Data extract:
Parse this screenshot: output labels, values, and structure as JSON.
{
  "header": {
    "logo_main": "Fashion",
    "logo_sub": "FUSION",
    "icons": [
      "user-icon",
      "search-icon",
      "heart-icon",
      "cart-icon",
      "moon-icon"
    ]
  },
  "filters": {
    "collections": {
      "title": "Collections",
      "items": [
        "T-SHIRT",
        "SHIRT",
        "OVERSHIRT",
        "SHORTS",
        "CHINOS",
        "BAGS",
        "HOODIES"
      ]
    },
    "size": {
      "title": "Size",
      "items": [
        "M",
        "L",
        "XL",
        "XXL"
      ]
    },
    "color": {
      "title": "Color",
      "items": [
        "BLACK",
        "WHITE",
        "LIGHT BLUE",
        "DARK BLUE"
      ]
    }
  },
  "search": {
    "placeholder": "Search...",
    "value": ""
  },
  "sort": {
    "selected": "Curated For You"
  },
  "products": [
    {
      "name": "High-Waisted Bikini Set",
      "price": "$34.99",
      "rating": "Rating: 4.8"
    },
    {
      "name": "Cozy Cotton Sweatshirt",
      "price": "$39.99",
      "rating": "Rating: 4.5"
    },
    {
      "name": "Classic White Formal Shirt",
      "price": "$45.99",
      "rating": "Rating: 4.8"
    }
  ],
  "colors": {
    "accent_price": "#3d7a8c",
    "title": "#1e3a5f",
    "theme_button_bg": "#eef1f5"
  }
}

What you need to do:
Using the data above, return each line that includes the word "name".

Solution for this task:
      "name": "High-Waisted Bikini Set",
      "name": "Cozy Cotton Sweatshirt",
      "name": "Classic White Formal Shirt",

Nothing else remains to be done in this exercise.